Excerpts from an interface dataset:
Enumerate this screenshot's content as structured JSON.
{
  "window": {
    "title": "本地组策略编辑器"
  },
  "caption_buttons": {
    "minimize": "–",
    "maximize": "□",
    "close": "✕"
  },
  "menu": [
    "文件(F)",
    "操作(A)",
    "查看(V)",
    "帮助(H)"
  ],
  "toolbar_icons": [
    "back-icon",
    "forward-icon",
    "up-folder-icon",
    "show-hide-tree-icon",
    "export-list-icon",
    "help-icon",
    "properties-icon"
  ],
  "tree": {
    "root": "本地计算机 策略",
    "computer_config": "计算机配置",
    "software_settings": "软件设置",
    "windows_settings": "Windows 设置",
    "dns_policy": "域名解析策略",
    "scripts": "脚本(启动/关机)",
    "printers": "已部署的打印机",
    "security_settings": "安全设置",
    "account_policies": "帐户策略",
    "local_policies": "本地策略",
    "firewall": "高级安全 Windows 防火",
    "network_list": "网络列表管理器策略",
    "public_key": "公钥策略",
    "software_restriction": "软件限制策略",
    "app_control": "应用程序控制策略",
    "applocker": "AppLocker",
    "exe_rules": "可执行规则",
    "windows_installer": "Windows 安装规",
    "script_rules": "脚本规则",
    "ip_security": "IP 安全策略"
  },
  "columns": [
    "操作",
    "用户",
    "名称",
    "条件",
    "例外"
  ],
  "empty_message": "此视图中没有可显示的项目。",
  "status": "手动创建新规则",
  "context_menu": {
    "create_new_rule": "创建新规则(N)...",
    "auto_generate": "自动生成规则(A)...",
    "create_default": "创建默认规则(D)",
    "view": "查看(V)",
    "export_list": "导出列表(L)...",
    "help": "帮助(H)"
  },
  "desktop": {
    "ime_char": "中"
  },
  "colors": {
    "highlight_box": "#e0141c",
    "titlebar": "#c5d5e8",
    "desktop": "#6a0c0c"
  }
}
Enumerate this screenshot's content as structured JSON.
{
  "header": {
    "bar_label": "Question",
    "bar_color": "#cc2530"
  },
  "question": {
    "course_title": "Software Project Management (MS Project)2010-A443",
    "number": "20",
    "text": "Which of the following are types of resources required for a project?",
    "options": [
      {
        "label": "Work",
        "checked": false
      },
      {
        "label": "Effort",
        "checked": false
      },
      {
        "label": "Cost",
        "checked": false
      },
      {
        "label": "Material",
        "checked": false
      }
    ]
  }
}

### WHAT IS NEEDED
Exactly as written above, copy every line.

### RESULT
Enumerate this screenshot's content as structured JSON.
{
  "window": {
    "title": "本地组策略编辑器"
  },
  "caption_buttons": {
    "minimize": "–",
    "maximize": "□",
    "close": "✕"
  },
  "menu": [
    "文件(F)",
    "操作(A)",
    "查看(V)",
    "帮助(H)"
  ],
  "toolbar_icons": [
    "back-icon",
    "forward-icon",
    "up-folder-icon",
    "show-hide-tree-icon",
    "export-list-icon",
    "help-icon",
    "properties-icon"
  ],
  "tree": {
    "root": "本地计算机 策略",
    "computer_config": "计算机配置",
    "software_settings": "软件设置",
    "windows_settings": "Windows 设置",
    "dns_policy": "域名解析策略",
    "scripts": "脚本(启动/关机)",
    "printers": "已部署的打印机",
    "security_settings": "安全设置",
    "account_policies": "帐户策略",
    "local_policies": "本地策略",
    "firewall": "高级安全 Windows 防火",
    "network_list": "网络列表管理器策略",
    "public_key": "公钥策略",
    "software_restriction": "软件限制策略",
    "app_control": "应用程序控制策略",
    "applocker": "AppLocker",
    "exe_rules": "可执行规则",
    "windows_installer": "Windows 安装规",
    "script_rules": "脚本规则",
    "ip_security": "IP 安全策略"
  },
  "columns": [
    "操作",
    "用户",
    "名称",
    "条件",
    "例外"
  ],
  "empty_message": "此视图中没有可显示的项目。",
  "status": "手动创建新规则",
  "context_menu": {
    "create_new_rule": "创建新规则(N)...",
    "auto_generate": "自动生成规则(A)...",
    "create_default": "创建默认规则(D)",
    "view": "查看(V)",
    "export_list": "导出列表(L)...",
    "help": "帮助(H)"
  },
  "desktop": {
    "ime_char": "中"
  },
  "colors": {
    "highlight_box": "#e0141c",
    "titlebar": "#c5d5e8",
    "desktop": "#6a0c0c"
  }
}
Enumerate this screenshot's content as structured JSON.
{
  "header": {
    "bar_label": "Question",
    "bar_color": "#cc2530"
  },
  "question": {
    "course_title": "Software Project Management (MS Project)2010-A443",
    "number": "20",
    "text": "Which of the following are types of resources required for a project?",
    "options": [
      {
        "label": "Work",
        "checked": false
      },
      {
        "label": "Effort",
        "checked": false
      },
      {
        "label": "Cost",
        "checked": false
      },
      {
        "label": "Material",
        "checked": false
      }
    ]
  }
}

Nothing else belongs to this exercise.